          <cue Twilight Zone theme music>

        • "Gasp!"


    • I believe I will side with the others

      and say, no this is really not anything all that new or exciting.

      You do not think Google only sees profit? Intersting how all of their products are created to drive business [i]towards[/i] them.

      I think you see too much of something that is not there in your zest to see Microsoft "disappear".

      Goolge [i]wants[/i] to change the lanscape to their benefit, unfortunatelly the rest just are not cooperating with them.
      • Siding with the others

        Even though it drives a hole in parts of the argument I was making, you are so right.
    • SilverLight nukes Google's gimmick

      Check out the features of the latest SilverLight. It's a dream-set for web developers and simply blows competition away. Google's ChromeOS OTH looks like emperor's new cloth.
      • Silverlight sucks, the penguin gave Gates rabies.
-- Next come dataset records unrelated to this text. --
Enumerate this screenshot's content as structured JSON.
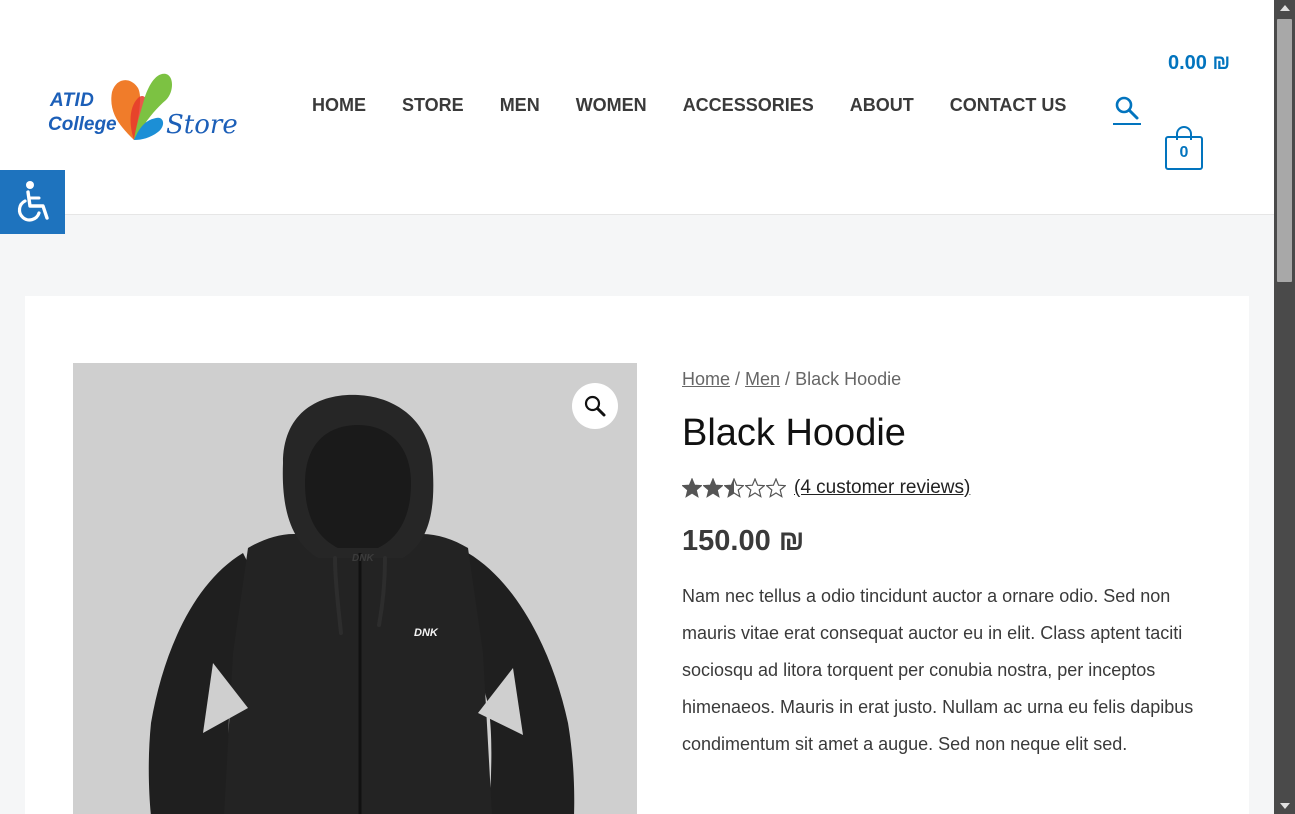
{
  "header": {
    "logo": {
      "line1": "ATID",
      "line2": "College",
      "line3": "Store"
    },
    "nav": [
      "HOME",
      "STORE",
      "MEN",
      "WOMEN",
      "ACCESSORIES",
      "ABOUT",
      "CONTACT US"
    ],
    "cart_total": "0.00 ₪",
    "cart_count": "0",
    "accent_color": "#0274be"
  },
  "accessibility": {
    "icon": "wheelchair-icon",
    "color": "#1e73be"
  },
  "product": {
    "breadcrumb": {
      "home": "Home",
      "sep1": " / ",
      "category": "Men",
      "sep2": " / ",
      "current": "Black Hoodie"
    },
    "title": "Black Hoodie",
    "rating": {
      "value": 2.5,
      "max": 5
    },
    "reviews_link": "(4 customer reviews)",
    "price": "150.00 ₪",
    "description": "Nam nec tellus a odio tincidunt auctor a ornare odio. Sed non mauris vitae erat consequat auctor eu in elit. Class aptent taciti sociosqu ad litora torquent per conubia nostra, per inceptos himenaeos. Mauris in erat justo. Nullam ac urna eu felis dapibus condimentum sit amet a augue. Sed non neque elit sed.",
    "image": {
      "chest_print": "DNK",
      "hood_print": "DNK",
      "zoom_icon": "magnifier-icon"
    }
  }
}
        Bill foams at the mouth running into chairs and tables until his heart just stops, when the demons of hell hear, a pit opens up beneath Redmond sucking hell's master Bill Satan Gates back in.
        • Loser plus Loser = ?

          Linux is a pathetic "but there's always next year" desktop loser.
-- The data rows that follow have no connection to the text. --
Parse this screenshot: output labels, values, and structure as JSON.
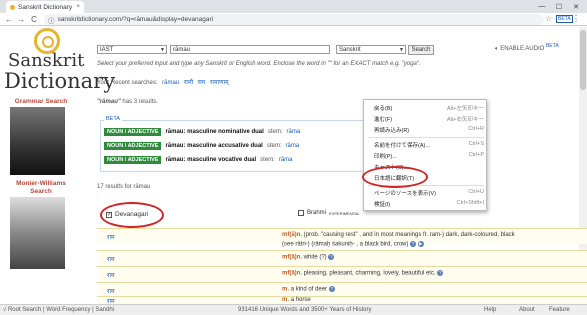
{
  "browser": {
    "tab_title": "Sanskrit Dictionary",
    "tab_close": "×",
    "url": "sanskritdictionary.com/?q=rāmau&display=devanagari",
    "back": "←",
    "forward": "→",
    "reload": "C",
    "minimize": "—",
    "maximize": "☐",
    "close": "✕",
    "star": "☆",
    "menu": "⋮",
    "profile": "BETA"
  },
  "site": {
    "logo_line1": "Sanskrit",
    "logo_line2": "Dictionary",
    "input_scheme": "IAST",
    "query": "rāmau",
    "output_scheme": "Sanskrit",
    "search_label": "Search",
    "hint": "Select your preferred input and type any Sanskrit or English word. Enclose the word in \"\" for an EXACT match e.g. \"yoga\".",
    "recent_label": "Your Recent searches:",
    "recent": [
      "rāmau",
      "रामौ",
      "राम",
      "रामाणाम्"
    ],
    "audio_label": "ENABLE AUDIO",
    "audio_beta": "BETA"
  },
  "sidebar": {
    "grammar_search": "Grammar Search",
    "mw_search_line1": "Monier-Williams",
    "mw_search_line2": "Search"
  },
  "results": {
    "count_word": "\"rāmau\"",
    "count_text": "has 3 results.",
    "beta_label": "BETA",
    "rows": [
      {
        "tag": "NOUN / ADJECTIVE",
        "word": "rāmau: masculine nominative dual",
        "stem_label": "stem:",
        "stem": "rāma"
      },
      {
        "tag": "NOUN / ADJECTIVE",
        "word": "rāmau: masculine accusative dual",
        "stem_label": "stem:",
        "stem": "rāma"
      },
      {
        "tag": "NOUN / ADJECTIVE",
        "word": "rāmau: masculine vocative dual",
        "stem_label": "stem:",
        "stem": "rāma"
      }
    ],
    "results_for": "17 results for rāmau",
    "devanagari_label": "Devanagari",
    "brahmi_label": "Brahmi",
    "brahmi_exp": "EXPERIMENTAL"
  },
  "entries": [
    {
      "dev": "राम",
      "gender": "mf(ā)n.",
      "meaning": "(prob. \"causing rest\" , and in most meanings fr. ram-) dark, dark-coloured, black"
    },
    {
      "dev": "राम",
      "gender": "",
      "meaning": "(see rātri-) (rāmaḥ śakuniḥ- , a black bird, crow)"
    },
    {
      "dev": "राम",
      "gender": "mf(ā)n.",
      "meaning": "white (?)"
    },
    {
      "dev": "राम",
      "gender": "mf(ā)n.",
      "meaning": "pleasing, pleasant, charming, lovely, beautiful etc."
    },
    {
      "dev": "राम",
      "gender": "m.",
      "meaning": "a kind of deer"
    },
    {
      "dev": "राम",
      "gender": "m.",
      "meaning": "a horse"
    }
  ],
  "context_menu": [
    {
      "label": "戻る(B)",
      "key": "Alt+左矢印キー"
    },
    {
      "label": "進む(F)",
      "key": "Alt+右矢印キー"
    },
    {
      "label": "再読み込み(R)",
      "key": "Ctrl+R"
    },
    {
      "label": "名前を付けて保存(A)...",
      "key": "Ctrl+S"
    },
    {
      "label": "印刷(P)...",
      "key": "Ctrl+P"
    },
    {
      "label": "キャスト(C)...",
      "key": ""
    },
    {
      "label": "日本語に翻訳(T)",
      "key": ""
    },
    {
      "label": "ページのソースを表示(V)",
      "key": "Ctrl+U"
    },
    {
      "label": "検証(I)",
      "key": "Ctrl+Shift+I"
    }
  ],
  "status": {
    "left": "√ Root Search | Word Frequency | Sandhi",
    "center": "931416 Unique Words and 3500+ Years of History",
    "help": "Help",
    "about": "About",
    "feature": "Feature"
  },
  "colors": {
    "accent_red": "#d02525",
    "noun_pill": "#2e8b3e",
    "link_blue": "#1a5fb4",
    "logo_gold": "#e9b42c"
  }
}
          HTML + JAVASCRIPT + AJAX is another pathetic loser framework for serious APP development.

          Combining two losers together into ChromeOS gives you a bigger loser that's twice as pathetic.
          • hmm...
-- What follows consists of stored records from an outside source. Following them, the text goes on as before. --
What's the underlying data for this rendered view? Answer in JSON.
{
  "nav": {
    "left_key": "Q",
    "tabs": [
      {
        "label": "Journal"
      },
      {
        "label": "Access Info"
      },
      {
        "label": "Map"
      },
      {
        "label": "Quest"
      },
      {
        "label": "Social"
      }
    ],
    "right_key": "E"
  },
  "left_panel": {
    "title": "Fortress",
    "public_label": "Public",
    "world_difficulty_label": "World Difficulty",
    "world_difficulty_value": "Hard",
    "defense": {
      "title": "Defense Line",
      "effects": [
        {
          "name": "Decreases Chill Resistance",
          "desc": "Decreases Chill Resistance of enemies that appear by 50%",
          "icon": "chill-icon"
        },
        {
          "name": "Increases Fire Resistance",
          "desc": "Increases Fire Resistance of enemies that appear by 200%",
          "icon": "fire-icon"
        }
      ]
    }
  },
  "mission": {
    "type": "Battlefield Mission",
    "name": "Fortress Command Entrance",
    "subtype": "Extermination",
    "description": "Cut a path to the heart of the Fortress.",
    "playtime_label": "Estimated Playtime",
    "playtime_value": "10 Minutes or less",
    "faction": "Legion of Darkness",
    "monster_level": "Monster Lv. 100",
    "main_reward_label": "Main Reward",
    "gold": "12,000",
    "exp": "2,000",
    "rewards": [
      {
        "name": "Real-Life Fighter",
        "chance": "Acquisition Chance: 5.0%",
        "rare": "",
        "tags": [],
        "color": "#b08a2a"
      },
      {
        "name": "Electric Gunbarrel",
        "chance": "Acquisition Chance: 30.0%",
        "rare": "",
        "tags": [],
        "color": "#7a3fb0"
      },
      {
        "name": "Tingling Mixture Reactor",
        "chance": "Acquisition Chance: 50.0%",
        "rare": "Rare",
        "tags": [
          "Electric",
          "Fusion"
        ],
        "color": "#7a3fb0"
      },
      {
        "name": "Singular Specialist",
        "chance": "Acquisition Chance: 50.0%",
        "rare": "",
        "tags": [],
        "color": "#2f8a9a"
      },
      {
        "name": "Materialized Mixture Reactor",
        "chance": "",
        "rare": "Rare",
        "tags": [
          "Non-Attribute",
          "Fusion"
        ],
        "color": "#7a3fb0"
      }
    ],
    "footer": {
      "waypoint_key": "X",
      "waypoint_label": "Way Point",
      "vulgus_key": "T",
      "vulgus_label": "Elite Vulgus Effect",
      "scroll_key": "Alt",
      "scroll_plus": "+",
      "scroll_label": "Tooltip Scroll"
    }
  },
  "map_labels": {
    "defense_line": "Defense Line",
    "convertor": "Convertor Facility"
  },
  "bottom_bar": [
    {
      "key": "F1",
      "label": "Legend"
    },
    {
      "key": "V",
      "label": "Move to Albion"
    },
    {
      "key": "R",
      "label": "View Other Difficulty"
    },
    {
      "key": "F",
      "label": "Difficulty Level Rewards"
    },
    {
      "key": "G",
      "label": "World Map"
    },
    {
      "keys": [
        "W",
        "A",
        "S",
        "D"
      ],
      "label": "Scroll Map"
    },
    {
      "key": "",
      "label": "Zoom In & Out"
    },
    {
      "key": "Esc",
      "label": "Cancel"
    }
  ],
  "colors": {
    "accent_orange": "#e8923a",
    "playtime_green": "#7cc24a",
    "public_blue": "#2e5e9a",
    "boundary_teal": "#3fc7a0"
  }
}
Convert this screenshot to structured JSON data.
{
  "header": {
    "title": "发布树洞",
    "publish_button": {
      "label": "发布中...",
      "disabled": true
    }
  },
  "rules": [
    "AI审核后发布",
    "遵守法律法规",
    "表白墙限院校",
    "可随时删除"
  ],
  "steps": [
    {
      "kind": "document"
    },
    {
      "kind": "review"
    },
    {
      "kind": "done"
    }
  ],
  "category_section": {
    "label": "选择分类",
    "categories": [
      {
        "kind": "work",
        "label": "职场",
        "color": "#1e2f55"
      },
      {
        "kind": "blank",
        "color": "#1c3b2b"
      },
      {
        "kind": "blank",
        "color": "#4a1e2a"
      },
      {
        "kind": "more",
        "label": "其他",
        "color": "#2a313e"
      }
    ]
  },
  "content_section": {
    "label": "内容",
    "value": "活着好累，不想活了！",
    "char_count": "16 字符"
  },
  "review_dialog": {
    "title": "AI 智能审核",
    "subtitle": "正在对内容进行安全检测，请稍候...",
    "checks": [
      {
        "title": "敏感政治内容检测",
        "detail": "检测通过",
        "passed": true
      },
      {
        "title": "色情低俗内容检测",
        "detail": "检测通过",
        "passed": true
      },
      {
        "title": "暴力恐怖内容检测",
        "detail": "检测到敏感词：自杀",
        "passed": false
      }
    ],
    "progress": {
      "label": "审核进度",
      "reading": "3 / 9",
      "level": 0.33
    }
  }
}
            [i]HTML + JAVASCRIPT + AJAX is another pathetic loser framework for serious APP development.[/i]

            Isn't Silverlight based on Ajax?
            Linux Geek
          • SilverLight relies on a .Net plugin

            SilverLight is running rich yet efficient .Net apps inside the browser.
          • No

            <i>Isn't Silverlight based on Ajax?</i>

            No, not at all. Silverlight is based on a
            slimmed down version of .NET, called
            <i>DLR</i>*. So it is no more based on AJAX
            than Flash is.

            However, with the new dynamic language features
            it offers a seamless binding to HTML. And
            JavaScript can be modeled as just another of
            the languages which can be used to code for

            Already now, developers can code for
            Silverlight using a number of languages, such
            as Ruby, C#, VB.NET, Python etc. The clever
            thing is that all source code (unlike e.g.
            JavaScript) are pre-compiled by the developer
            into intermediate language (IL) code - an Ecma
            standard. So the Silverlight execution engine
            only needs to know how to compile IL to machine
            code - it is agnostic to what language was
            originally used.

            Silverlight is quite impressive. But whether it
            will displace JavaScript and/or kill HTML5 is
            another story. Not so sure there.
  • RE: Will Microsoft's Silverlight dampen the appeal of Google's Chrome OS?

    Yes it will!
    Loverock Davidson
    • I believe!

      All Linux heathens should believe: Microsoft is God and Loverock Davidson is his prophet.

      Repent and convert, before you all turn into nasty, smelly pinguins who take candy away from little children!
      Lovehog Dorkson
      • You know what they do to prophets!

      • Amen my brother!

        Ashhadu anna la alOSa ila alWindows wa ashhadu anna Loverockan rasuulu Ballmer.
  • Don't know a lot about Silverlight, but

    it seems to me that ANY MS solution will need more expensive HW and will try to generate cash flow to replace what they may lose if they don't sell Windows/Office.

    Therefore, if MS really has to compete on price, they start WAY behind the 8-ball. Google can give the stuff away, and vendors can put it on cheaper HW.

    Am I missing something here? I just don't see a lot of options for MS
    • They have plenty of options.

      The main one is that as long as they have an operating system that allows anyone to create anything that will run on it, then Google is the one with very little in the way of options.

      Once you purchase Windows, you need never purchase another Microsoft product if you do not want.

      With Google, well once you choose the Google option, you are stuck with what Goolge does, or does not do.
      • Those are options?

        You are not even dealing with the issues